couple sitting down at pickleball court

The Rise of Pickleball Injuries & How to Avoid Them

Pickleball has become a very popular sport on Long Island and, like other sports, as its popularity has increased so has the number of pickleball injuries. As a matter of fact, a recent Forbes article notes that “Pickleball could be a major culprit in injuries leading to an increase in people using healthcare services,” especially in those over 60. At Long Island Spine Rehabilitation Medicine, we are adept at diagnosing and treating all sorts of sports injuries of the spine, joints, and muscles, including those that occur during a spirited game of pickleball.

If you have suffered a pickleball injury that doesn’t respond to home remedies, is severe, and/or worsens over the next day or two, contact us at one of our convenient Nassau or Suffolk offices. Our physiatrists are specialists in nonsurgical treatments and have a broad range of therapy options available. We also can schedule same-day appointments for urgent matters.

How Pickleball Can Cause Spinal Problems
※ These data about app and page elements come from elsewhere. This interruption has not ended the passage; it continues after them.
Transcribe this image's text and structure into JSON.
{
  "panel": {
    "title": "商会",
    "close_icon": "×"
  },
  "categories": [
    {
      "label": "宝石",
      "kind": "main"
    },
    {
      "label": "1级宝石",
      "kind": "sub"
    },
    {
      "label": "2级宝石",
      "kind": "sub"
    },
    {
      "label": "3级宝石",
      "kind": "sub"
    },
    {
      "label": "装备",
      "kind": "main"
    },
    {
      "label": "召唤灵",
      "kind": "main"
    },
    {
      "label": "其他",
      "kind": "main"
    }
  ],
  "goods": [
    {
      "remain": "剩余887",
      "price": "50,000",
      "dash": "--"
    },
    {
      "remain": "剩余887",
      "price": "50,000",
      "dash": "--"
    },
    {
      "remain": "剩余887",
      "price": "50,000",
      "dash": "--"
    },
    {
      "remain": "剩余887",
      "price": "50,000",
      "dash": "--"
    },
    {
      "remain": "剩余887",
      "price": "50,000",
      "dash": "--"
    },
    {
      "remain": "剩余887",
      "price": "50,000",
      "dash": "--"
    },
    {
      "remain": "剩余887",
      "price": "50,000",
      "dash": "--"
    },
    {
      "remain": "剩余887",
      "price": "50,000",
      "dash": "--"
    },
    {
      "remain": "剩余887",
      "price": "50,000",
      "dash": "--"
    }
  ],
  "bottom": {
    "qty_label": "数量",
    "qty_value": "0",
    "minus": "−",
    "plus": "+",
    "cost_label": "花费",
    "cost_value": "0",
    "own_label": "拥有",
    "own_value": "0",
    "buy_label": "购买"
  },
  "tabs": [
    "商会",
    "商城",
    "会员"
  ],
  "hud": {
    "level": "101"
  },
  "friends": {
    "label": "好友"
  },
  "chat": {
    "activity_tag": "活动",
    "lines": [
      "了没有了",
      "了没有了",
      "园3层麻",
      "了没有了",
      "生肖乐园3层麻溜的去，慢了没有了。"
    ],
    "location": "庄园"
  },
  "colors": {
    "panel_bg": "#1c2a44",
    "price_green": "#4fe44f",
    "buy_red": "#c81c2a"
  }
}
Pickleball is rather like a lightweight form of tennis (or an on-the-ground form of ping pong) since it is played on a court using paddles and a plastic ball like a wiffle ball, only slightly heavier. Many of the injuries suffered by pickleball players are the result of poor posture. It is important to keep your back straight during this game so you don’t lessen your lumbar spine stability.

Those who repeatedly ignore this caution and curve their back are at risk for several painful injuries, including:

  • Sciatica
  • ACL tear at the knee
  • Herniated disc

How Pickleball Can Cause Other Musculoskeletal Injuries

Actually, many other injuries are apt to occur during games of pickleball. They may be due to overuse, awkward twists, repetitive motions, or trip and falls. Because players of this game use both these upper and lower limbs, these injuries may include:

  • Calf strain
  • Meniscal tears
  • MCL and LCL strains
  • Plantar fasciitis
  • Hamstring strains
  • Achilles injuries
  • Ankle sprains
  • Tennis or golfer’s elbow (tendonitis involving forearm muscles)
  • Wrist tendonitis
  • Rotator cuff tendonitis and tears (of the shoulder)
  • Labral tears (of the hip)

As you can see, there are few parts of the body not at risk of pickleball injuries. Also, in many cases, chronic conditions like arthritis or osteoporosis can be exacerbated by the activity.

Ways to Prevent Pickleball Injuries While Still Enjoying the Game

We have many methods to successfully treat pickleball injuries, but since it’s better to avoid getting hurt in the first place, here are some suggestions about how to be proactive in protecting yourself:

1. Pay Attention to Your Physical Limitations

Each person has unique strengths and weaknesses. Make sure to take yours into account by wearing a knee, wrist, or ankle brace if necessary, not ignoring pain when it first appears, remembering to take it easy if you haven’t been exercising regularly, and recognizing that aging affects not just stamina but balance and coordination.

2. Warm Up Before You Play Pickleball

Even five minutes of warm-up stretches of various muscle groups can make a noticeable difference in how well your body will function and how flexible you will be on the court. It may even help you win the game.

3. Use Appropriate Attire and Equipment

What you wear can help you avoid injury. Be especially careful to choose shoes (preferably tennis shoes) that will provide side-to-side support as well as arch support and traction. This will translate into decreased risk of Achilles tendon injuries and ankle sprains, not to mention falls in general. You should also make sure to use the right size paddle which will lessen the danger of wrist and elbow injuries.

4. Even Though the Game Is Just for Fun, Try to Use the Correct Form

Try watching a video in which players use the correct posture as they shift positions and swing their arms. It’s surprising how many of our patients get hurt by making uncoordinated, awkward moves, especially if they’ve never played the game before.

5. Help Your Body Rebound After Pickleball

Taking a little time to cool down by walking and stretching a bit after the game will minimize aches and pains and reinvigorate you after exercise. Don’t forget to rehydrate as well.

Contact Our Experienced Pain Management Doctors Today

If, despite all precautions, you are suffering a pickleball injury, give us a call. We’ll diagnose your difficulty quickly and accurately and provide you with both traditional and complementary therapeutic options. In most cases, we’ll get you back on the pickleball court before you know it.